There is an ancient undercurrent here that draws me back, makes me remember that I am much smaller than I would like to think and that I have much to learn. The love affair began that first time I encountered the splendor of western NC and since then I’ve been continuing on a journey of a thousand moments, some that I’ll share with you in the next two weeks as I discover over and over the majesty of the mountains.





Wednesday, September 26, 2007

a last look

In my early grade school years I attended a small private school called Moravian Academy in Bethlehem, PA. Bethlehem was initially a Moravian settlement and going to school in the heart of the city introduced to the Moravian traditions and church that helped form the area. I learned to love the old world feel of downtown (so much so that I eventually got married there). I was transported back in time by a city boasting cobblestone streets, brick buildings and the scent of beeswax candles. I learned about the world as it once was as re-enactors, committed to bringing education to the young, walked around in the plain dress of the Moravians and taught us about their way of life. I attended the simple workship services (so different from the Byzantine Catholic upbringing I had received thus far), participated in the love feasts (looking forward with childish delight to the cookies and cider and the lighting of candles) and every Christmas I eagerly anticipated the glowing "Moravian Star" - the Star of David - that would appear in every window, hang from every Christmas tree branch, and glow brightly as the star over Bethlehem once did.
The first time I wandered into Old Salem my childhood, this childhood, came flooding back to me. I had wandered into another Moravian settlement, so reminiscent of home at a time when I longed to be there, and it almost moved me to tears. I was utterly surprised that here was a replica of my childhood home, so similar and yet in a state so far from the one where I'd been raised. Here again were the familiar Moravian stars, the beeswax candles wrapped in red, the ginger cookies and apple cider, the cobblestone streets and plain dress. In Winston Salem I felt entirely at home at a time when I needed it desperately. And for that reason I come back every year, walk the streets and am reminded of the places I'd left behind.
I spent a lot of time trying to capture the old Salem and the new Salem in these photos.
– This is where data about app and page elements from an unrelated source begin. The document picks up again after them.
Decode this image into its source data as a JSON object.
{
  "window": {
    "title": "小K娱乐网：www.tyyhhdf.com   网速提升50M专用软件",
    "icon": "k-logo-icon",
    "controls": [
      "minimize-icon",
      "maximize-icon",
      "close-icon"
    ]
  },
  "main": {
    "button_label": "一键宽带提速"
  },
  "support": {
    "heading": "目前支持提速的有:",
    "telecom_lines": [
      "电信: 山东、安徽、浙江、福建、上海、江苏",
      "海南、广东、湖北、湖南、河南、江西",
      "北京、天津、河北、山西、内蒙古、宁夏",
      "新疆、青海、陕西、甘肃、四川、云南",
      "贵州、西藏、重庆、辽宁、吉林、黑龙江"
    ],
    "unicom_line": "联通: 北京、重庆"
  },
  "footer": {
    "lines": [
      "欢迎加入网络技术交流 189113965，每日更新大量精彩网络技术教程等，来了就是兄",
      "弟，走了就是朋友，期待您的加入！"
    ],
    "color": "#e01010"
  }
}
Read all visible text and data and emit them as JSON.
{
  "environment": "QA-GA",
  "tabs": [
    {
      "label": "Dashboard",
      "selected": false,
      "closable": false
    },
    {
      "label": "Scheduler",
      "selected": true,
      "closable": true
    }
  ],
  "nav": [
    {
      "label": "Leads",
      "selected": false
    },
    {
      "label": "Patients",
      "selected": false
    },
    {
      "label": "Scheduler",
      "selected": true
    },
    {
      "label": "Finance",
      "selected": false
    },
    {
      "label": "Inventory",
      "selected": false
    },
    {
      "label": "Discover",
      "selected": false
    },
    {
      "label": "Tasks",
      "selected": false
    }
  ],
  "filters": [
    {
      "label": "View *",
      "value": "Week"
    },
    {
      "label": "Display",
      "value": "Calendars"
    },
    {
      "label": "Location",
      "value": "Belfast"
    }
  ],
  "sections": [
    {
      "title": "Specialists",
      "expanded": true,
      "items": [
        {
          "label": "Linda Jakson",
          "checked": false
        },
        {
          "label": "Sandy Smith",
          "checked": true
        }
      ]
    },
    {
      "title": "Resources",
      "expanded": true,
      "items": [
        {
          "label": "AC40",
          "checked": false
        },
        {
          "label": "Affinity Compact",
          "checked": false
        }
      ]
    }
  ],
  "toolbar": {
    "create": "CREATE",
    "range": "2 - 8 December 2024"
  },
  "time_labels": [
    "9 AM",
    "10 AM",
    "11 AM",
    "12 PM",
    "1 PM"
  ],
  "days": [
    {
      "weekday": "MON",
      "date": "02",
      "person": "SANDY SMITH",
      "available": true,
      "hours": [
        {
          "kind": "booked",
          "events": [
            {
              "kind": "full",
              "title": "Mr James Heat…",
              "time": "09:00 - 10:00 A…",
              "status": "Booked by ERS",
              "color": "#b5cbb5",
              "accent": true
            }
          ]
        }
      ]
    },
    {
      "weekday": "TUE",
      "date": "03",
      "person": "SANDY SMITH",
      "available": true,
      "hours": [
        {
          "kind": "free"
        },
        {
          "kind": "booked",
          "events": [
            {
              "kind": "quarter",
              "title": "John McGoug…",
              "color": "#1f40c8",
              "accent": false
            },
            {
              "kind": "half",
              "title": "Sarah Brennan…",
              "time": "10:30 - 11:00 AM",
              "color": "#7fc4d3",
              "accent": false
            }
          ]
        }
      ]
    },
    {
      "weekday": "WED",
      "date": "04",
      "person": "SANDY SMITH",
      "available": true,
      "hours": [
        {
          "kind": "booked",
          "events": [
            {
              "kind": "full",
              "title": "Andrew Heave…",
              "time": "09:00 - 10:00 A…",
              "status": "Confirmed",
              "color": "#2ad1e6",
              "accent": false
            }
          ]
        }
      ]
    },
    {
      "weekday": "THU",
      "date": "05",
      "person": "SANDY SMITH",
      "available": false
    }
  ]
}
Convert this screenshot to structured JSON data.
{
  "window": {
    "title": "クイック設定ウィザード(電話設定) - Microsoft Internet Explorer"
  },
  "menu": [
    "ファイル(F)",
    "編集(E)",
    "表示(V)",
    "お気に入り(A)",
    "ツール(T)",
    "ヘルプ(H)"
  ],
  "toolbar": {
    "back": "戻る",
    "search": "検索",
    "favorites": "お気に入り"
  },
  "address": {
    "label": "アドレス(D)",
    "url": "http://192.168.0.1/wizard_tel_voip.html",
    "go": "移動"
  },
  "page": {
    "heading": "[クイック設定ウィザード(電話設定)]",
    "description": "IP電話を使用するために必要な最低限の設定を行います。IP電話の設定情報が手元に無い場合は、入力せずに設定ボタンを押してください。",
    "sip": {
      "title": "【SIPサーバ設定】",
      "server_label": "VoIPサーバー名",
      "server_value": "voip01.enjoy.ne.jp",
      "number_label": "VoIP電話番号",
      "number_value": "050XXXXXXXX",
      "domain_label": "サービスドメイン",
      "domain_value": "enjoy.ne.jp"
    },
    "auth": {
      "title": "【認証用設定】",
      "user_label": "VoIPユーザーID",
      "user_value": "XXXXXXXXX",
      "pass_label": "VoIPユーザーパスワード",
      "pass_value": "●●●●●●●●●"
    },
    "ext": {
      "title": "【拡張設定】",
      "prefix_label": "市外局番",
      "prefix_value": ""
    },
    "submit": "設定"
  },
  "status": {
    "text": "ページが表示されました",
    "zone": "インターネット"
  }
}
There are a lot of them, but I hope you enjoy them!

Wake Forest University
Wait Chapel






God's Acres in Old Salem







Old Salem at Sunrise





the day begins early for the people of Old Salem
















New Salem